One major priority in the renovation was warming up the chilly house. ‘There was no central heating in place when we moved in, so Chris had to install it throughout the house,’ says Suzi. ‘The thick cob walls now help to keep the heat in during winter.’ Chris also completely updated the plumbing and wiring, and replaced the rotten floors upstairs with new pine timbers.
Suzi ambitiously chose to wallpaper the undulating walls in the guest room, using a design by Nina Campbell. A homemade quilt adorns the bed, along with some of her pretty floral cushions. The table lamp’s shade was a gift, and the base is an upcycled junk-shop find
Suzi got stuck in, too, but sometimes felt that with one step forward, the renovation would move five steps back. ‘Every time I stripped off wallpaper in the bedrooms, some of the wall would fall away,’ she recalls.
‘Parts of the plaster behind it had been bodged with newspaper and a bit of filler, so the only thing holding it all in place was the wallpaper I was taking off. Fortunately, Chris has always been able to turn his hand to anything, so he stepped in to make everything good.’
Just off the kitchen, the garden-room extension is awash with dappled light thanks to a grapevine growing up and through it, giving the sense of sitting outside. An Ikea sofa alongside vintage enamelware on the windowsill adds a splash of colour to the pine flooring and furniture
Indeed, there was an awful lot to be ‘made good’, but happily, materials didn’t always blow the budget. All of the oak used for new doors, windows, and the library and living room bookshelves came from the farm in Sussex.

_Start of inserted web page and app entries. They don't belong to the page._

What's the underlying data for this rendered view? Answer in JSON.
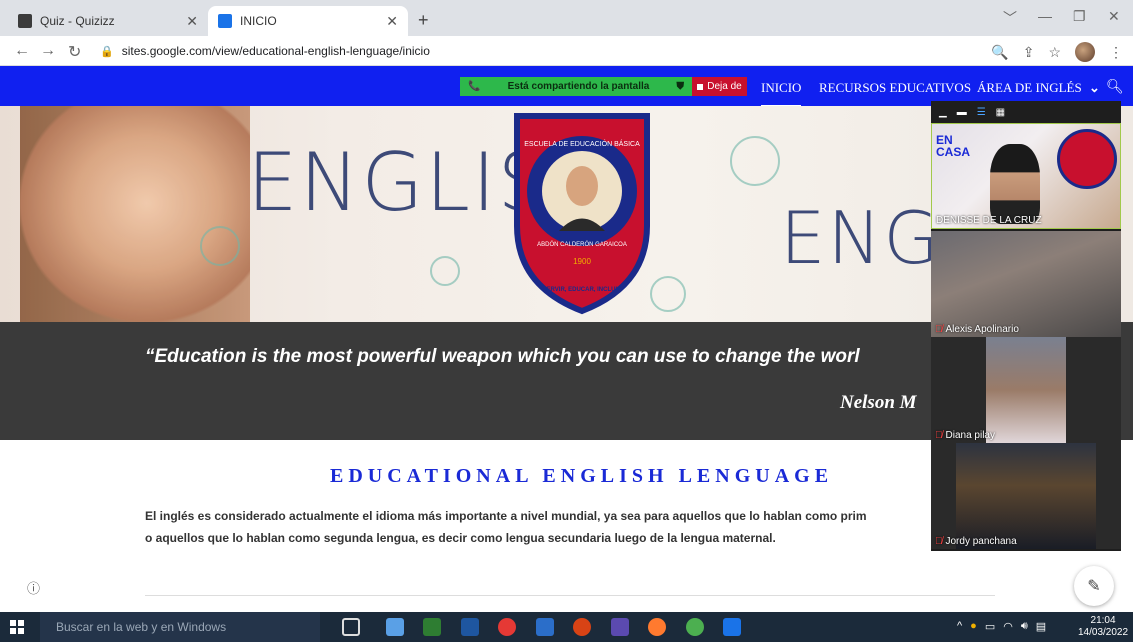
{
  "browser": {
    "tabs": [
      {
        "label": "Quiz - Quizizz",
        "active": false,
        "favicon_color": "#3b3b3b"
      },
      {
        "label": "INICIO",
        "active": true,
        "favicon_color": "#1a73e8"
      }
    ],
    "new_tab": "+",
    "url": "sites.google.com/view/educational-english-lenguage/inicio",
    "window_controls": [
      "﹀",
      "—",
      "❐",
      "✕"
    ]
  },
  "share_bar": {
    "text": "Está compartiendo la pantalla",
    "stop_label": "Deja de"
  },
  "site_nav": {
    "items": [
      "INICIO",
      "RECURSOS EDUCATIVOS",
      "ÁREA DE INGLÉS"
    ],
    "dropdown_glyph": "⌄",
    "active": "INICIO"
  },
  "hero": {
    "word_left": "ENGLISH",
    "word_right": "ENGL",
    "emblem_text_top": "ESCUELA DE EDUCACIÓN BÁSICA",
    "emblem_text_middle": "ABDÓN CALDERÓN GARAICOA",
    "emblem_year": "1900",
    "emblem_motto": "SERVIR, EDUCAR, INCLUIR"
  },
  "quote": {
    "text": "“Education is the most powerful weapon which you can use to change the worl",
    "author": "Nelson M"
  },
  "main": {
    "heading": "EDUCATIONAL ENGLISH LENGUAGE",
    "paragraph_line1": "El inglés es considerado actualmente el idioma más importante a nivel mundial, ya sea para aquellos que lo hablan como prim",
    "paragraph_line2": "o aquellos que lo hablan como segunda lengua, es decir como lengua secundaria luego de la lengua maternal."
  },
  "video_panel": {
    "tile1_overlay_line1": "EN",
    "tile1_overlay_line2": "CASA",
    "participants": [
      {
        "name": "DENISSE DE LA CRUZ",
        "muted": false
      },
      {
        "name": "Alexis Apolinario",
        "muted": true
      },
      {
        "name": "Diana pilay",
        "muted": true
      },
      {
        "name": "Jordy panchana",
        "muted": true
      }
    ]
  },
  "taskbar": {
    "search_placeholder": "Buscar en la web y en Windows",
    "time": "21:04",
    "date": "14/03/2022",
    "app_icon_colors": [
      "#5aa0e6",
      "#2e7d32",
      "#1e56a0",
      "#e53935",
      "#2b6ec9",
      "#d84315",
      "#5b4ab0",
      "#ff7a2f",
      "#4caf50",
      "#1a73e8"
    ]
  },
  "colors": {
    "site_header": "#1020f0",
    "heading_blue": "#1a2ad6",
    "quote_band": "#3a3a3a"
  }
}
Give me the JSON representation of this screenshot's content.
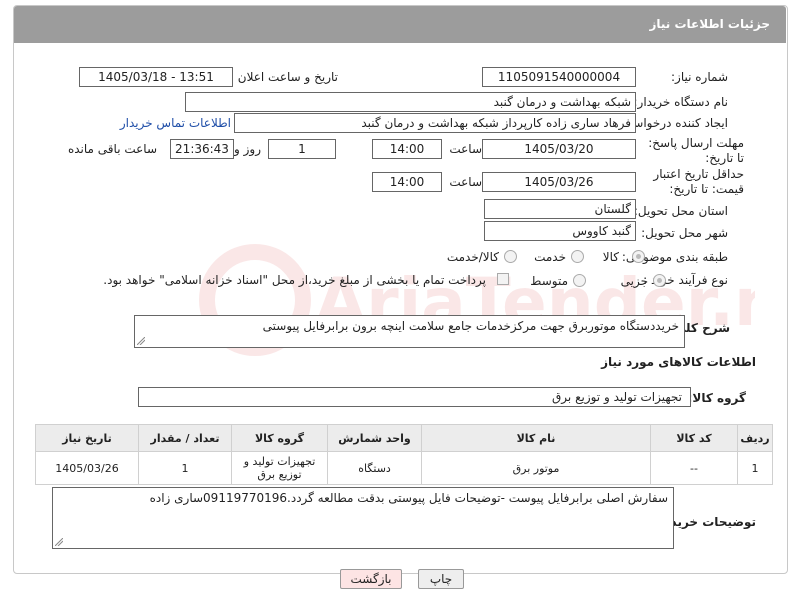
{
  "header": {
    "title": "جزئیات اطلاعات نیاز"
  },
  "fields": {
    "need_number_label": "شماره نیاز:",
    "need_number": "1105091540000004",
    "announce_label": "تاریخ و ساعت اعلان عمومی:",
    "announce_value": "1405/03/18 - 13:51",
    "buyer_label": "نام دستگاه خریدار:",
    "buyer_value": "شبکه بهداشت و درمان گنبد",
    "creator_label": "ایجاد کننده درخواست:",
    "creator_value": "فرهاد ساری زاده کارپرداز شبکه بهداشت و درمان گنبد",
    "contact_link": "اطلاعات تماس خریدار",
    "deadline_label": "مهلت ارسال پاسخ: تا تاریخ:",
    "deadline_date": "1405/03/20",
    "time_label": "ساعت",
    "deadline_time": "14:00",
    "days_value": "1",
    "days_label": "روز و",
    "remaining_time": "21:36:43",
    "remaining_label": "ساعت باقی مانده",
    "validity_label": "حداقل تاریخ اعتبار قیمت: تا تاریخ:",
    "validity_date": "1405/03/26",
    "validity_time": "14:00",
    "province_label": "استان محل تحویل:",
    "province_value": "گلستان",
    "city_label": "شهر محل تحویل:",
    "city_value": "گنبد کاووس",
    "category_label": "طبقه بندی موضوعی:",
    "category_options": [
      "کالا",
      "خدمت",
      "کالا/خدمت"
    ],
    "process_label": "نوع فرآیند خرید :",
    "process_options": [
      "جزیی",
      "متوسط"
    ],
    "payment_note": "پرداخت تمام یا بخشی از مبلغ خرید،از محل \"اسناد خزانه اسلامی\" خواهد بود.",
    "description_label": "شرح کلی نیاز:",
    "description_value": "خریددستگاه موتوربرق جهت مرکزخدمات جامع سلامت اینچه برون برابرفایل پیوستی",
    "goods_info_heading": "اطلاعات کالاهای مورد نیاز",
    "goods_group_label": "گروه کالا:",
    "goods_group_value": "تجهیزات تولید و توزیع برق"
  },
  "table": {
    "headers": [
      "ردیف",
      "کد کالا",
      "نام کالا",
      "واحد شمارش",
      "گروه کالا",
      "تعداد / مقدار",
      "تاریخ نیاز"
    ],
    "rows": [
      [
        "1",
        "--",
        "موتور برق",
        "دستگاه",
        "تجهیزات تولید و توزیع برق",
        "1",
        "1405/03/26"
      ]
    ]
  },
  "buyer_notes": {
    "label": "توضیحات خریدار:",
    "value": "سفارش اصلی برابرفایل پیوست -توضیحات فایل پیوستی بدقت مطالعه گردد.09119770196ساری زاده"
  },
  "buttons": {
    "print": "چاپ",
    "back": "بازگشت"
  },
  "watermark": {
    "text": "AriaTender.neT"
  },
  "colors": {
    "titlebar": "#9c9c9c",
    "link": "#1f4ea8",
    "back_button": "#fde4e4",
    "print_button": "#eeeeee"
  }
}
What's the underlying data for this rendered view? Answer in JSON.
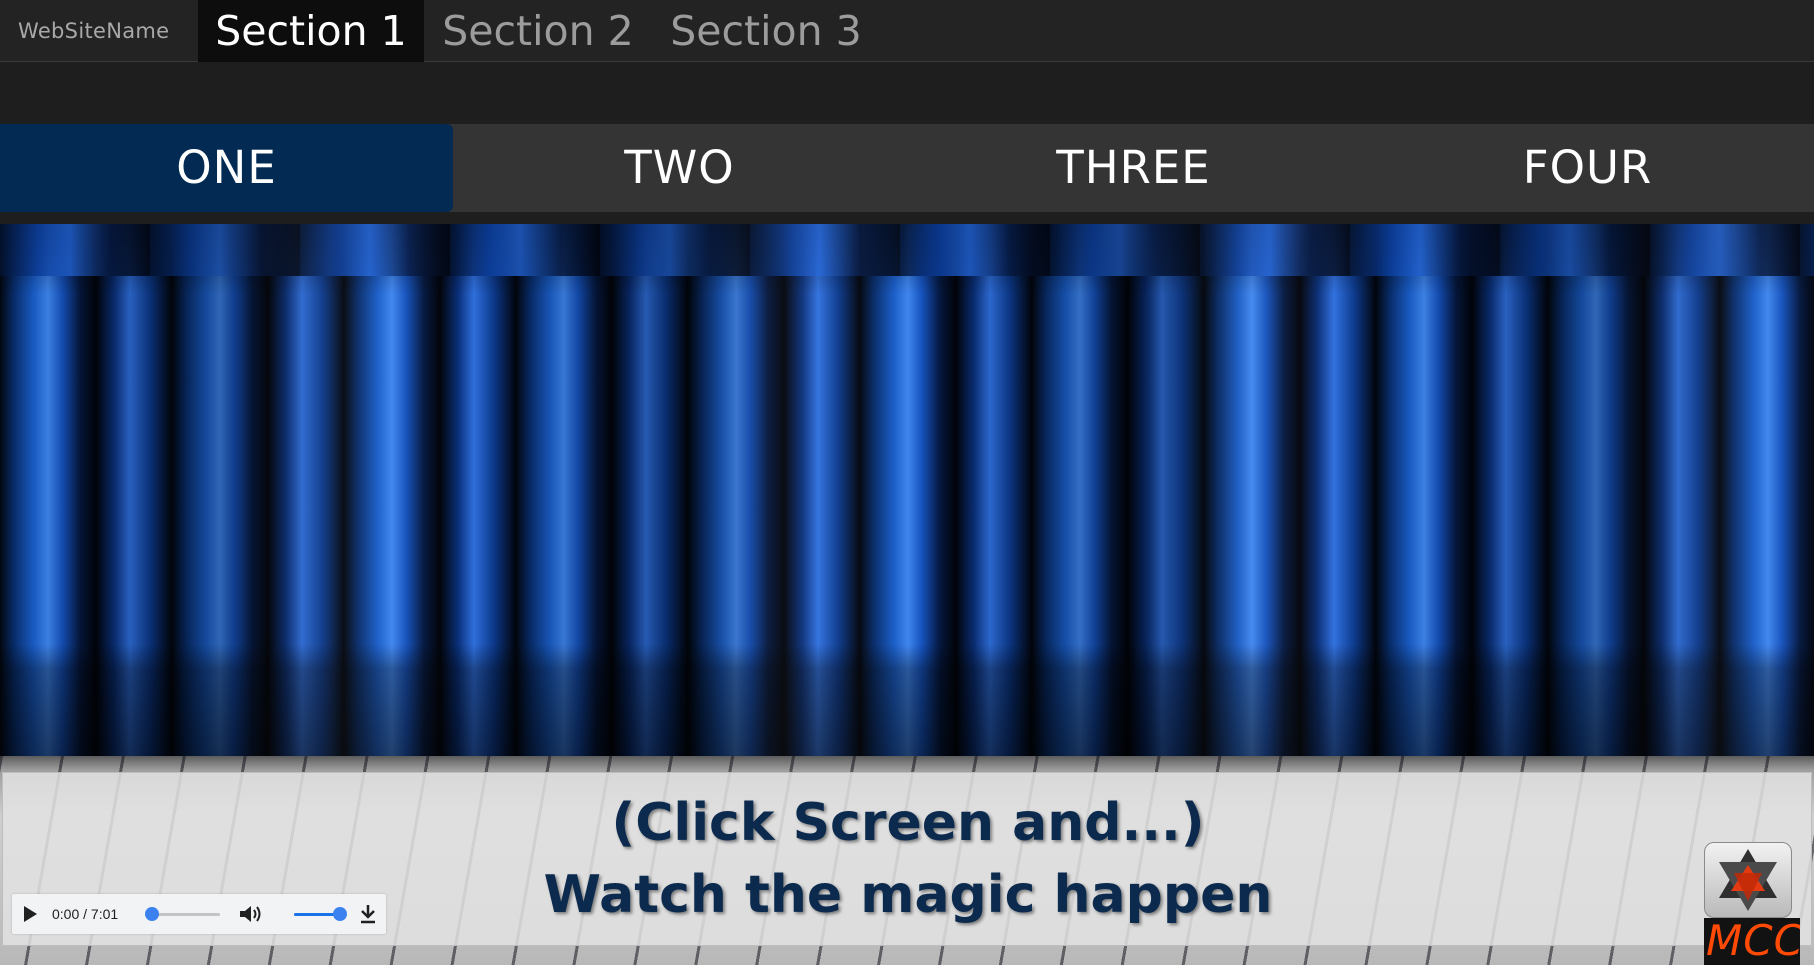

‘The big hurricane of 1987 was devastating,’ Chris recalls, ‘and we lost half a dozen huge oak trees that were on our land. At the time, we had them cut up and planked and left them to dry, not knowing that they would save us a fortune in timber when renovating this place.’
Green oak, meanwhile, was used for the extension — a timber-framed, vine-covered garden room. ‘Seasoned oak has no movement, while unseasoned green oak still has,’ explains Chris. ‘It is also easier to cut and manipulate, and as it dries it shrinks, which makes the joints tighten, increasing rigidity.’
A keen cook, Suzi likes to make sweet treats for husband Chris and their guests
Moving into the house also allowed Suzi to indulge in one of her biggest passions: shopping. ‘We sourced almost all the pieces for the house from scratch,’ she says, ‘except for my Victorian dressing table, which I brought from the house in Sussex. For me, the really fun part of the whole project was choosing furniture at auctions and antiques shops, and going to London to look for fabrics, paints and wallpapers.’
During the project Suzi even discovered a new knack for quilting. ‘I found a wonderful farm where they run workshops on flower-arranging but are predominantly into patchwork and quilting,’ she says. ‘The owner convinced me to have a go, and although I was sceptical at first, I quickly fell in love with the idea of using fabric to make beautiful art that is useful, too.’
‘The old drawers were from a friend of mine, Henrietta, who had an antiques shop in Okehampton,’ says Suzi. ‘It was her mother’s maid’s dressing table, so if I ever want to sell them I have to give her first option.’ The chair has been reupholstered in an Osborne & Little fabric, with cushions made by Suzi
Later, being at the house every day made the final push to finish the renovation much easier, and now the pair are happily ensconced in Devon life. Neither Chris nor Suzi ever sit idle, however — always planning a new enterprise, working in the flower and vegetable garden or thinking of the next home-improvement project.
‘I would like to knock down the wall between the kitchen and the garden room,’ says Suzi. ‘It would make it much lighter and I do like the idea of an open-plan space. But we both absolutely love the house as it is. We feel very privileged to live in such a beautiful, historic home and to be its caretakers for a short time in its long history.’